- REQUIREMENT -
Would you tally how many lines in the records include the word "What"? Reply with the number only.

- ENTRIES PROVIDED -

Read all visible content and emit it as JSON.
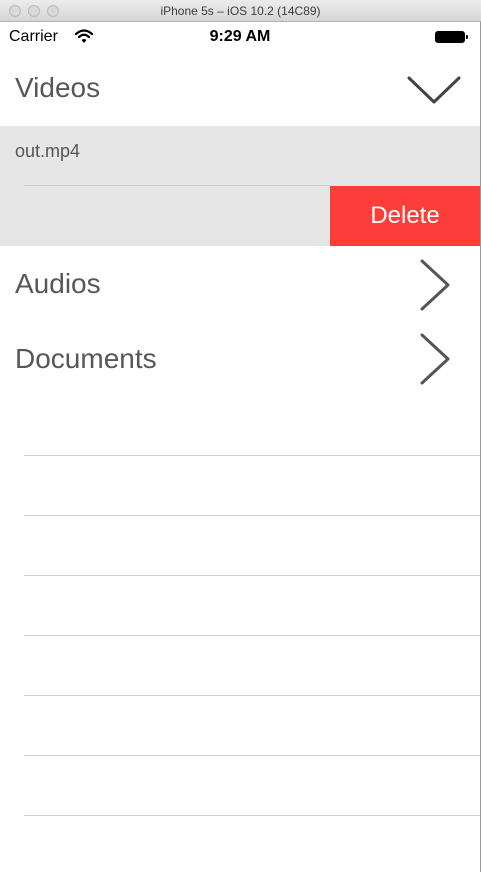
{
  "window": {
    "title": "iPhone 5s – iOS 10.2 (14C89)"
  },
  "status_bar": {
    "carrier": "Carrier",
    "time": "9:29 AM"
  },
  "sections": {
    "videos": {
      "label": "Videos",
      "expanded": true,
      "icon": "chevron-down-icon"
    },
    "audios": {
      "label": "Audios",
      "expanded": false,
      "icon": "chevron-right-icon"
    },
    "documents": {
      "label": "Documents",
      "expanded": false,
      "icon": "chevron-right-icon"
    }
  },
  "videos_files": [
    {
      "name": "out.mp4",
      "swipe_action": "Delete"
    }
  ],
  "colors": {
    "delete": "#fc3d39",
    "selected_row": "#e6e6e6",
    "section_text": "#575757"
  }
}
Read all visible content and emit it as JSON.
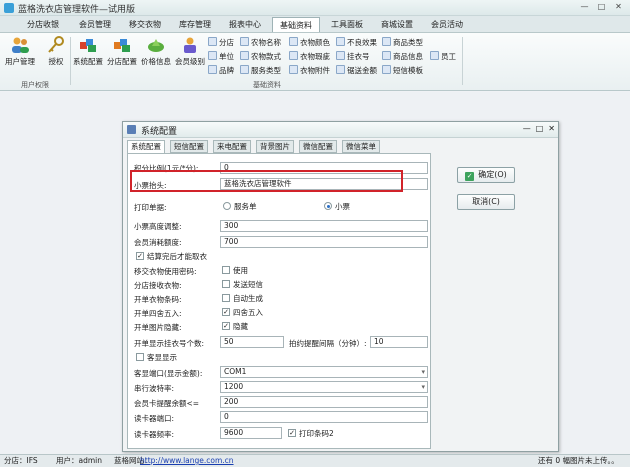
{
  "window": {
    "title": "蓝格洗衣店管理软件—试用版",
    "min": "—",
    "max": "□",
    "close": "✕"
  },
  "menu": [
    "分店收银",
    "会员管理",
    "移交衣物",
    "库存管理",
    "报表中心",
    "基础资料",
    "工具面板",
    "商城设置",
    "会员活动"
  ],
  "ribbon": {
    "group1": {
      "label": "用户权限",
      "buttons": [
        "用户管理",
        "授权"
      ]
    },
    "group2": {
      "label": "基础资料",
      "big_buttons": [
        "系统配置",
        "分店配置",
        "价格信息",
        "会员级别"
      ],
      "small_buttons": [
        [
          "分店",
          "农物名称",
          "衣物颜色",
          "不良效果",
          "商品类型"
        ],
        [
          "单位",
          "农物款式",
          "衣物瑕疵",
          "挂衣号",
          "商品信息",
          "员工"
        ],
        [
          "品牌",
          "服务类型",
          "衣物附件",
          "锯送金额",
          "短信模板"
        ]
      ]
    }
  },
  "dialog": {
    "title": "系统配置",
    "min": "—",
    "max": "□",
    "close": "✕",
    "tabs": [
      "系统配置",
      "短信配置",
      "来电配置",
      "背景图片",
      "微信配置",
      "微信菜单"
    ],
    "fields": {
      "points_label": "积分比例(1元/*分):",
      "points_value": "0",
      "receipt_header_label": "小票抬头:",
      "receipt_header_value": "蓝格洗衣店管理软件",
      "print_label": "打印单据:",
      "print_option1": "服务单",
      "print_option2": "小票",
      "receipt_height_label": "小票高度调整:",
      "receipt_height_value": "300",
      "member_limit_label": "会员消耗额度:",
      "member_limit_value": "700",
      "settle_label": "结算完后才能取衣",
      "transfer_pwd_label": "移交衣物使用密码:",
      "transfer_pwd_check": "使用",
      "branch_receive_label": "分店接收衣物:",
      "branch_receive_check": "发送短信",
      "order_code_label": "开单衣物条码:",
      "order_code_check": "自动生成",
      "rounding_label": "开单四舍五入:",
      "rounding_check": "四舍五入",
      "image_hide_label": "开单图片隐藏:",
      "image_hide_check": "隐藏",
      "hang_count_label": "开单显示挂衣号个数:",
      "hang_count_value": "50",
      "remind_label": "拍约提醒间隔（分钟）:",
      "remind_value": "10",
      "customer_display_label": "客显显示",
      "port_label": "客显端口(显示金额):",
      "port_value": "COM1",
      "baud_label": "串行波特率:",
      "baud_value": "1200",
      "card_remind_label": "会员卡提醒余额<=",
      "card_remind_value": "200",
      "reader_port_label": "读卡器端口:",
      "reader_port_value": "0",
      "reader_freq_label": "读卡器频率:",
      "reader_freq_value": "9600",
      "print_barcode_label": "打印条码2"
    },
    "ok": "确定(O)",
    "cancel": "取消(C)"
  },
  "status": {
    "branch": "分店：IFS",
    "user": "用户：admin",
    "site_label": "蓝格网站：",
    "site_url": "http://www.lange.com.cn",
    "uploads": "还有 0 幅图片未上传。。"
  }
}
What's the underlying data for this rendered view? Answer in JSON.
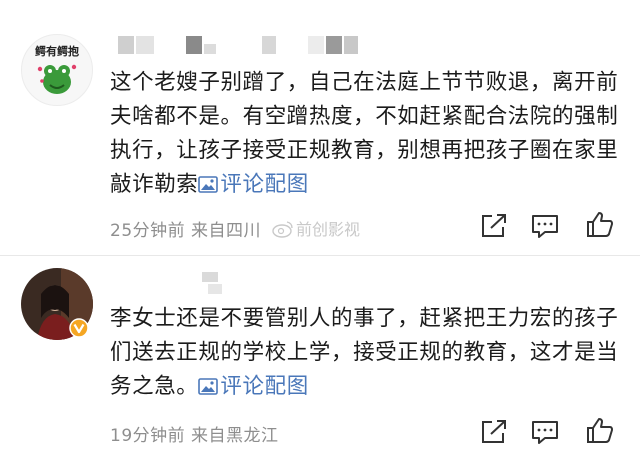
{
  "comments": [
    {
      "avatar_text": "鳄有鳄抱",
      "text": "这个老嫂子别蹭了，自己在法庭上节节败退，离开前夫啥都不是。有空蹭热度，不如赶紧配合法院的强制执行，让孩子接受正规教育，别想再把孩子圈在家里敲诈勒索",
      "pic_link": "评论配图",
      "time": "25分钟前",
      "location": "来自四川"
    },
    {
      "text": "李女士还是不要管别人的事了，赶紧把王力宏的孩子们送去正规的学校上学，接受正规的教育，这才是当务之急。",
      "pic_link": "评论配图",
      "time": "19分钟前",
      "location": "来自黑龙江"
    }
  ],
  "watermark": "前创影视",
  "colors": {
    "link": "#4a77b9",
    "meta": "#8e8e8e",
    "verified": "#f5a623"
  },
  "icons": [
    "share-icon",
    "comment-icon",
    "like-icon",
    "image-icon",
    "verified-badge-icon"
  ]
}
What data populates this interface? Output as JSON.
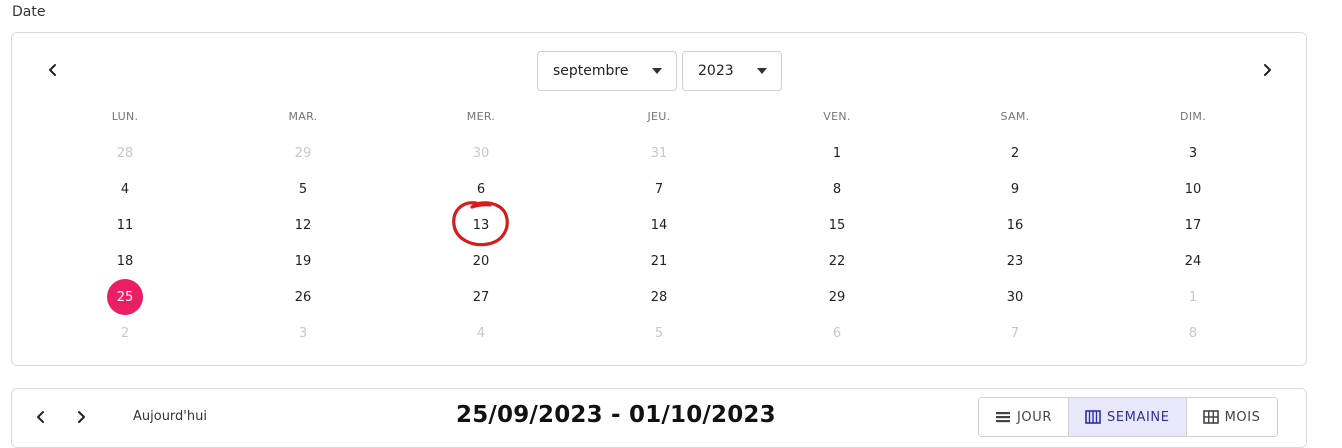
{
  "field_label": "Date",
  "calendar": {
    "month_select": "septembre",
    "year_select": "2023",
    "weekdays": [
      "LUN.",
      "MAR.",
      "MER.",
      "JEU.",
      "VEN.",
      "SAM.",
      "DIM."
    ],
    "weeks": [
      [
        {
          "label": "28",
          "muted": true
        },
        {
          "label": "29",
          "muted": true
        },
        {
          "label": "30",
          "muted": true
        },
        {
          "label": "31",
          "muted": true
        },
        {
          "label": "1",
          "muted": false
        },
        {
          "label": "2",
          "muted": false
        },
        {
          "label": "3",
          "muted": false
        }
      ],
      [
        {
          "label": "4",
          "muted": false
        },
        {
          "label": "5",
          "muted": false
        },
        {
          "label": "6",
          "muted": false
        },
        {
          "label": "7",
          "muted": false
        },
        {
          "label": "8",
          "muted": false
        },
        {
          "label": "9",
          "muted": false
        },
        {
          "label": "10",
          "muted": false
        }
      ],
      [
        {
          "label": "11",
          "muted": false
        },
        {
          "label": "12",
          "muted": false
        },
        {
          "label": "13",
          "muted": false,
          "annotated": true
        },
        {
          "label": "14",
          "muted": false
        },
        {
          "label": "15",
          "muted": false
        },
        {
          "label": "16",
          "muted": false
        },
        {
          "label": "17",
          "muted": false
        }
      ],
      [
        {
          "label": "18",
          "muted": false
        },
        {
          "label": "19",
          "muted": false
        },
        {
          "label": "20",
          "muted": false
        },
        {
          "label": "21",
          "muted": false
        },
        {
          "label": "22",
          "muted": false
        },
        {
          "label": "23",
          "muted": false
        },
        {
          "label": "24",
          "muted": false
        }
      ],
      [
        {
          "label": "25",
          "muted": false,
          "selected": true
        },
        {
          "label": "26",
          "muted": false
        },
        {
          "label": "27",
          "muted": false
        },
        {
          "label": "28",
          "muted": false
        },
        {
          "label": "29",
          "muted": false
        },
        {
          "label": "30",
          "muted": false
        },
        {
          "label": "1",
          "muted": true
        }
      ],
      [
        {
          "label": "2",
          "muted": true
        },
        {
          "label": "3",
          "muted": true
        },
        {
          "label": "4",
          "muted": true
        },
        {
          "label": "5",
          "muted": true
        },
        {
          "label": "6",
          "muted": true
        },
        {
          "label": "7",
          "muted": true
        },
        {
          "label": "8",
          "muted": true
        }
      ]
    ],
    "selected_color": "#e91e63",
    "annotation_color": "#d81b1b"
  },
  "toolbar": {
    "today_label": "Aujourd'hui",
    "range_title": "25/09/2023 - 01/10/2023",
    "views": [
      {
        "label": "JOUR",
        "icon": "list-icon",
        "active": false
      },
      {
        "label": "SEMAINE",
        "icon": "week-columns-icon",
        "active": true
      },
      {
        "label": "MOIS",
        "icon": "month-grid-icon",
        "active": false
      }
    ]
  }
}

- THE COMPLETED TASK -
2